      April 1, 2022

Share Story on:

LONG DISTANCE LISTENING PARTY

spacer

April 1, 2022

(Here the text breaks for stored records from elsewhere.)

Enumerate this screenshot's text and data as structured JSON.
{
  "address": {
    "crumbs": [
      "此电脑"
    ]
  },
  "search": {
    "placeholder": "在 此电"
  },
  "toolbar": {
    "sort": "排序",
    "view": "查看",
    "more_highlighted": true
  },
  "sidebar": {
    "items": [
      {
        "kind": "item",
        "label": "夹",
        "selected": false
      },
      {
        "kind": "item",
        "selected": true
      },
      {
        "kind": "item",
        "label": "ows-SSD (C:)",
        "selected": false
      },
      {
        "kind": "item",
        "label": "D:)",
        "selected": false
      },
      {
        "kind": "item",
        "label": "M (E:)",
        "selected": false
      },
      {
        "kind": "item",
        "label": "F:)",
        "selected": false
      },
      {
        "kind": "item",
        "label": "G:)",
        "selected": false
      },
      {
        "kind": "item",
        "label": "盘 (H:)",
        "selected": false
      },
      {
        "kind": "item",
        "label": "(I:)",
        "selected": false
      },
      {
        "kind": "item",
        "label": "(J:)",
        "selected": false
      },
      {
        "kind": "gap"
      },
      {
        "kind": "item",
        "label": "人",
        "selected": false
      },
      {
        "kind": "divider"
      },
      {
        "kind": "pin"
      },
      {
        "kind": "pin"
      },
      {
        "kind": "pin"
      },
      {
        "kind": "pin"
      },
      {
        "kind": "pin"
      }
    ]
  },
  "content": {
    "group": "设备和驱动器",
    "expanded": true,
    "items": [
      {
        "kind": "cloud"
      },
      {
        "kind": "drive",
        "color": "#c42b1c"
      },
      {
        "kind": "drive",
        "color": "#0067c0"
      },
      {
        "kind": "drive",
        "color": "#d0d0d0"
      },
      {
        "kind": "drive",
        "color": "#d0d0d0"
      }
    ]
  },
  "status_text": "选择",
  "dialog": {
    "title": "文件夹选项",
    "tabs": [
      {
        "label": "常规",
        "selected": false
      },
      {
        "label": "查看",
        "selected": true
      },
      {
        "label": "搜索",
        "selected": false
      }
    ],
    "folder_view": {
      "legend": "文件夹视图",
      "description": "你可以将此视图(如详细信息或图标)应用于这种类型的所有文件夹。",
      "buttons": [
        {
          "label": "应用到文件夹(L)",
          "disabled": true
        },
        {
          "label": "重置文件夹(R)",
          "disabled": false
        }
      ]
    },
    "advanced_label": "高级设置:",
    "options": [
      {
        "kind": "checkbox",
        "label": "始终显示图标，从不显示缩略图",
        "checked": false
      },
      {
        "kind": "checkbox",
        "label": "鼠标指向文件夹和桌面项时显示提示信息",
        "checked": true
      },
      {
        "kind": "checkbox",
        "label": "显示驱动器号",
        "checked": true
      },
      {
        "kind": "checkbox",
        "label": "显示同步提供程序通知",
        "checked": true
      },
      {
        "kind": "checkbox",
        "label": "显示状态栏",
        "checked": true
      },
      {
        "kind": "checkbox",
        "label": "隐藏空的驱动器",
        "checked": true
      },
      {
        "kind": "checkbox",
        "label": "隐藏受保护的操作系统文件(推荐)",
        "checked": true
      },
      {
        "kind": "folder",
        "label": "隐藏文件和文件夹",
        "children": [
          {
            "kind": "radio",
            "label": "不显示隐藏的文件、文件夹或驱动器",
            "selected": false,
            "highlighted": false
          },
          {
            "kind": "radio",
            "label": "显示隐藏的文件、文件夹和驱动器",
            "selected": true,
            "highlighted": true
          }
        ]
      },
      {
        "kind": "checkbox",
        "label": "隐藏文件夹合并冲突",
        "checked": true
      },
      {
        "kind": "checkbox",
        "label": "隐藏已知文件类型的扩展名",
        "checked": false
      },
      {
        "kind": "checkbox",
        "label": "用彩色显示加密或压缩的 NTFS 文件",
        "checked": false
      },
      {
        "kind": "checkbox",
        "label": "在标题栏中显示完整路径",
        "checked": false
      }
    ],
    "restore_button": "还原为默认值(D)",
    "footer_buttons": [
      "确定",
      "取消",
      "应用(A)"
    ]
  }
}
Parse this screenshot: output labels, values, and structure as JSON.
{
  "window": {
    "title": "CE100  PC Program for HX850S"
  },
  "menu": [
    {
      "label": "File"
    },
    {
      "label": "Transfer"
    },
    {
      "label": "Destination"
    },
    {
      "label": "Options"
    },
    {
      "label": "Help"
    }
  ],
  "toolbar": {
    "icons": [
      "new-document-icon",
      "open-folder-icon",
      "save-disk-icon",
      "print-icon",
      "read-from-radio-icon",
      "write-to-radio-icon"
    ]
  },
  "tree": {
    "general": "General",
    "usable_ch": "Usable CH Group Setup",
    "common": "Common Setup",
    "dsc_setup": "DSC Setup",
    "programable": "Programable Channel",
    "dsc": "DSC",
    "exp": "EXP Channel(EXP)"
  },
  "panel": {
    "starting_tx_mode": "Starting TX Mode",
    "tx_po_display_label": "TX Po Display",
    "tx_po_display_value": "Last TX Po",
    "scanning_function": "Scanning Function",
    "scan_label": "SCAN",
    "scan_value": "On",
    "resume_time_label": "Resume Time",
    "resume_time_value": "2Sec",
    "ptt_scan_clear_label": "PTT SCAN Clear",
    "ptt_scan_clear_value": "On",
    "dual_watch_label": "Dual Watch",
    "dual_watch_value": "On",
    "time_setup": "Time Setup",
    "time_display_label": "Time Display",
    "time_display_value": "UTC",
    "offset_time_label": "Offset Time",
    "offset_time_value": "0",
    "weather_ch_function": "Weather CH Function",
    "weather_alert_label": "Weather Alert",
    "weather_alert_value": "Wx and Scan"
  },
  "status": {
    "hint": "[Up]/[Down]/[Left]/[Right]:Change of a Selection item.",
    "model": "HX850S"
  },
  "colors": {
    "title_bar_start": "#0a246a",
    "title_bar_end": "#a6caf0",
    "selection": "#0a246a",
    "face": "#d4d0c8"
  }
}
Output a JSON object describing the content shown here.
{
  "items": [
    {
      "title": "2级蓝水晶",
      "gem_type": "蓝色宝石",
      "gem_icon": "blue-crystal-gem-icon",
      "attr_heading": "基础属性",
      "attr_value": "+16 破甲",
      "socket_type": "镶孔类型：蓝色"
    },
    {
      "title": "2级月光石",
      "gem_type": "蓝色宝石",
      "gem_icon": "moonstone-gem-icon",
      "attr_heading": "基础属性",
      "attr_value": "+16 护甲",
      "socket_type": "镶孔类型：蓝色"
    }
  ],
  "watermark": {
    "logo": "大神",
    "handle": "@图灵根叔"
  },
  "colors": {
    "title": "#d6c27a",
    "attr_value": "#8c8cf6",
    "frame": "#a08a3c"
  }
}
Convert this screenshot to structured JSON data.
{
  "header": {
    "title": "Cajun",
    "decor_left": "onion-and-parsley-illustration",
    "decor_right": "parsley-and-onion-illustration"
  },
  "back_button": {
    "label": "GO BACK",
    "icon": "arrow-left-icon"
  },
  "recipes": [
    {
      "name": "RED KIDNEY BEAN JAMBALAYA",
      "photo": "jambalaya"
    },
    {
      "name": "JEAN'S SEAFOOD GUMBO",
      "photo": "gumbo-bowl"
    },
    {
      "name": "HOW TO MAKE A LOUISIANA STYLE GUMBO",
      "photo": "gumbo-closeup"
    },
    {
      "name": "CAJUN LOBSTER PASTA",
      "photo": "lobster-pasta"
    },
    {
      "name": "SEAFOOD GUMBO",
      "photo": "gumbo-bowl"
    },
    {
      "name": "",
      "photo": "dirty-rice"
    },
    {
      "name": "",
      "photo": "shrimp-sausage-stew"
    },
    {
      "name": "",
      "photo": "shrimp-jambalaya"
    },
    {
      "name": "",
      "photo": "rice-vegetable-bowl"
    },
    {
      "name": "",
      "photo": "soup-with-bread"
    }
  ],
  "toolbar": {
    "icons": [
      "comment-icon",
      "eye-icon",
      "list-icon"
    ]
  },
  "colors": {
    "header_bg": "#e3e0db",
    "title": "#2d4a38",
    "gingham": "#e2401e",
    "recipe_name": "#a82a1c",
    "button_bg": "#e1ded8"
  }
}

SHOUTING OUT LOUD
NEWS
LETTERS
LONG DISTANCE LISTENING PARTY
EVENTS
WHADDYA KNOW?
ALL THINGS CONNECTED
MY CORNER OF THE CANYON
ASTROLOGY
WHAT’S HAPPENING?